Parents who are receiving child support in Pennsylvania might get a small raise in 2017 — if they negotiate or go to court under the new Pennsylvania child support guidelines, effective May 1, 2017. To find if you might be entitled to a raise (or have to pay more), look at the new Pennsylvania child support guidelines that are posted here. The Pennsylvania courts do not automatically grant child support […]
Tag: Child Support
With a breathtaking sweep of their pens (or keyboards), four Justices of the Pennsylvania Supreme Court last week swept away decades of decisional law concerning paternity by estoppel, ushering a new era of parentage litigation, in KEM v. PCS, No. 67 MAP 2011 (February 21, 2012). The facts were relatively simple and commonplace: a married woman had an affair resulting in the birth of a child, who was four years […]
“How do I pay my child support?” is a question I am frequently asked by clients. Pursuant to federal and state law, child support orders must be paid via wage attachment unless the support recipient agrees in writing to waive it. Even if the wage attachment is waived, the payments must be submitted to the Pennsylvania State Collection and Disbursement Unit in Harrisburg (which we call “SCDU” or “Ski-Doo”). Federal […]
The Pennsylvania child support guidelines were modified on August 3, 2011, effective September 3, 2011.
Child support contempt defendants are not entitled to court-appointed representation even in cases where incarceration is threatened, says the U.S. Supreme Court, but the state courts must follow procedures that ensure the fundamental fairness of contempt proceedings.
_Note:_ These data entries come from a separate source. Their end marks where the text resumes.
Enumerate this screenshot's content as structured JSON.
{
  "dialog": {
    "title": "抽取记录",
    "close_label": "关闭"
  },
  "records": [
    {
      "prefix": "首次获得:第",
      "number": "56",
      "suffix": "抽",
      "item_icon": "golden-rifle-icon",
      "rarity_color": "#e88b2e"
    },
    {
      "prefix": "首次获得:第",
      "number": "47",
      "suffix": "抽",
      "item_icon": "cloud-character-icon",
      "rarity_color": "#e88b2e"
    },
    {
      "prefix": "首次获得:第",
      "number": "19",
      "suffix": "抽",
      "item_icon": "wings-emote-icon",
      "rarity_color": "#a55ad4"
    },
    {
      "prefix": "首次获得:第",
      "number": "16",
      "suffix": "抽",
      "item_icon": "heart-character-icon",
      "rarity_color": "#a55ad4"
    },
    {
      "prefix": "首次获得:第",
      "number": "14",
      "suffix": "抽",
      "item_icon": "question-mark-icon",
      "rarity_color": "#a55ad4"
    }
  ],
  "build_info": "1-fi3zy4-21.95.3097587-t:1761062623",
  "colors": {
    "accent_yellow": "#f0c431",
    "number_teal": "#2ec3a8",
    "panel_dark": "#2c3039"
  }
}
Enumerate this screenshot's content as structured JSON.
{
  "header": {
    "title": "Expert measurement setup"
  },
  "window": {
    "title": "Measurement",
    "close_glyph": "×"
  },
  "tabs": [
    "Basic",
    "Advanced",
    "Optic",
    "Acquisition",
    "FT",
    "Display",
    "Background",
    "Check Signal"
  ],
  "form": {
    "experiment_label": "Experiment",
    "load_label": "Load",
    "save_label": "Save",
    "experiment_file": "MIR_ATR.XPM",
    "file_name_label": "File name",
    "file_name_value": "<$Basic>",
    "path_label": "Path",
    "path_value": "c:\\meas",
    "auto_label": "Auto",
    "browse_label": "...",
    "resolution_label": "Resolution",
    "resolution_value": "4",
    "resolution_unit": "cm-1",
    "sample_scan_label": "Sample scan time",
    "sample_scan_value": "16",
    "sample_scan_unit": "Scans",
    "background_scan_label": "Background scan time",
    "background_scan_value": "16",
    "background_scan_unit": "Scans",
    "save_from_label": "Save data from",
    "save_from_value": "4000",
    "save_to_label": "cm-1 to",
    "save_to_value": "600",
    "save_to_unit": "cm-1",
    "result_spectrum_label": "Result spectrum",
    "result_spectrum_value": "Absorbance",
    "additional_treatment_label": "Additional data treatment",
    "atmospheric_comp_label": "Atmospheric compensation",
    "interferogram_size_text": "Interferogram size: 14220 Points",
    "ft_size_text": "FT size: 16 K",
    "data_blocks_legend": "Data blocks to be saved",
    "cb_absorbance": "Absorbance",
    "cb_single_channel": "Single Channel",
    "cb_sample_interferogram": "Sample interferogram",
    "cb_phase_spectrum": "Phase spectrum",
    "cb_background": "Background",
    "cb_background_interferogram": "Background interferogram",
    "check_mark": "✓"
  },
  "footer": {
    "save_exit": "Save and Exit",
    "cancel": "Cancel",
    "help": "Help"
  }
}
In Turner v. Rogers, Docket No. 10-10, June 20, 2011, the Court considered the rights of a South Carolina defendant who had been held in contempt of a child support order five times […]
In Kent v. Kent (March 18, 2011), the Superior Court of Pennsylvania rejected a parent’s argument that she should be entitled to collect alimony for a period of eleven years so that she could continue to homeschool the parties’ minor children. It was undisputed in this case that the mother had withdrawn from the workforce five years earlier in order to home-school the parties’ children, which she continued to do up […]